So how can they image an object as small as Sedna (roughly 700 miles in diametre) but so far not have spotted a planet the size of Neptune orbiting at roughly the same distance?
They' ve been looking for it for nearly a century The Pits ! Ever since they discovered Pluto and realised Pluto was nowhere near massive enough to account for Neptune's orbital perturbations they've been looking for a "planet X". Then they found that Neptune is not after all affected by any perturbations and the idea that was had been the result of miscalculations.
Now they're saying that something massive must be perturbing the orbit of far-flung objects in the outer Kuipper Belt or Oort cloud. So there might be another planet way out there but they're also saying there might be an alternative explanation so we can't be sure of anything until they actually spot it.
Probably because space is quite large and a planet the size of Neptune is relitively small. I bet it's like looking for a needle in a hay stack if the needle is microscopic, the hay stack is the size of Asia, and you have to do it at night with no flashlight.
If the planet were dark it would be nearly invisible against the blackness of space. Depending upon its makeup, particularly that of its core, it might be only a few degrees Kelvin, making even thermal imaging almost impossible.
I doubt that they have been able to calculate the orbital plane it would occupy. You cannot assume it to be the same as that of the other planets. That far out, it could be a "captured" planet, which would make virtually any orbital plane possible, further complicating the actual finding of the planet.
I don't care how dark, or cold, or how long it takes to orbit. If they come out and announce that we've got another planet in our Solar System then we as humans can just throw our hands up and say we don't know jack-shit about Space.
OK so they have made an off the cuff calculation of how long it would take to orbit the Sun, if in fact planet 9 is really there. Who knows, but it's still fascinating.
If it is a captured planet, which system is it captured from ? How far away is the nearest solar system ? I can understand captured moons within our solar system , or comets/asteroids being flung out of orbit. Even planets being flung out of solar systems. But they just lurk out in interstellar space, it's a very long way from here to anywhere out there.
Or if it does exist it could be a planet that originated for closer to the sun but was flung out onto the outer edges of the solar system early on in its history by the gravitational tug-of-war of the cosmic dance of its two giants Jupiter and Saturn.

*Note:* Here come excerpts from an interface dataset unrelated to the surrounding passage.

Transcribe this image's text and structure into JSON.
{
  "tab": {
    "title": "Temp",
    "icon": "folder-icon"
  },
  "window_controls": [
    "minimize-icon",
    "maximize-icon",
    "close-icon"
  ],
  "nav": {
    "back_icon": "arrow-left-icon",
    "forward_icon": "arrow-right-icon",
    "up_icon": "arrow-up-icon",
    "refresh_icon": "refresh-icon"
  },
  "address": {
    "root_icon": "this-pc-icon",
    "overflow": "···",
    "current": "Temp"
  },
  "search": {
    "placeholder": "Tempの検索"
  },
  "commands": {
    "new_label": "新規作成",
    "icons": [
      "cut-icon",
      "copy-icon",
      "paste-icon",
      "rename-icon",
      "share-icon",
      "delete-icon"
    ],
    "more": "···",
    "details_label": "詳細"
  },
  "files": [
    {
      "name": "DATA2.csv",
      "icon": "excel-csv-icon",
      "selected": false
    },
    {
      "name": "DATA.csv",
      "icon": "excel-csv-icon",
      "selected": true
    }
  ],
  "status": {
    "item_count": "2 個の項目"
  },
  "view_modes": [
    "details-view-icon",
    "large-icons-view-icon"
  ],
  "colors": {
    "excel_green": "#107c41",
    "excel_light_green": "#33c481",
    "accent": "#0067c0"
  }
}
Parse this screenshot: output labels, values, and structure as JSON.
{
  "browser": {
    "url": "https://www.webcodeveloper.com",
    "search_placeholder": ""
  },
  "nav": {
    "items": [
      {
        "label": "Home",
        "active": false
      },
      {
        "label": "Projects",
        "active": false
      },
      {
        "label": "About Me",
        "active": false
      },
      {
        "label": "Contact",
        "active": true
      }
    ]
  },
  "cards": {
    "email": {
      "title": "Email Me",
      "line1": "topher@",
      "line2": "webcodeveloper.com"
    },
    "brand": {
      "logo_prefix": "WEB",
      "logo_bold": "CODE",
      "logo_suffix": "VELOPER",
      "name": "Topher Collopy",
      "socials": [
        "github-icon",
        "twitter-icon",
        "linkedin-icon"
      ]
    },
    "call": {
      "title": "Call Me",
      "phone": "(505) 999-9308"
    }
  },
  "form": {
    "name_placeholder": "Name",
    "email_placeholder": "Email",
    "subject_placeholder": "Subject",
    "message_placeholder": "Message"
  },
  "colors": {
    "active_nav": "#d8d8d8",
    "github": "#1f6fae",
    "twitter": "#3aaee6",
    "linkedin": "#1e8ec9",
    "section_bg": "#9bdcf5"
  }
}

With more mass than everything else combined (apart from the sun itself) it's Jupiter that decides what happens in the solar system. Drawing stuff in, pushing it out, and prime architect of planet migration.
Just as a complete aside, there was an interview with an astrophysicist on R4 the other day who was asked "if the universe is expanding what is it expanding in to". His/her answer was, "nothing". I got mildly annoyed as for something to expand it must have something to expand in to. The universe we are in can't just exist in glorious isolation, outside of which there is nothing.
I suppose it avoid the question of whether there is a god/God.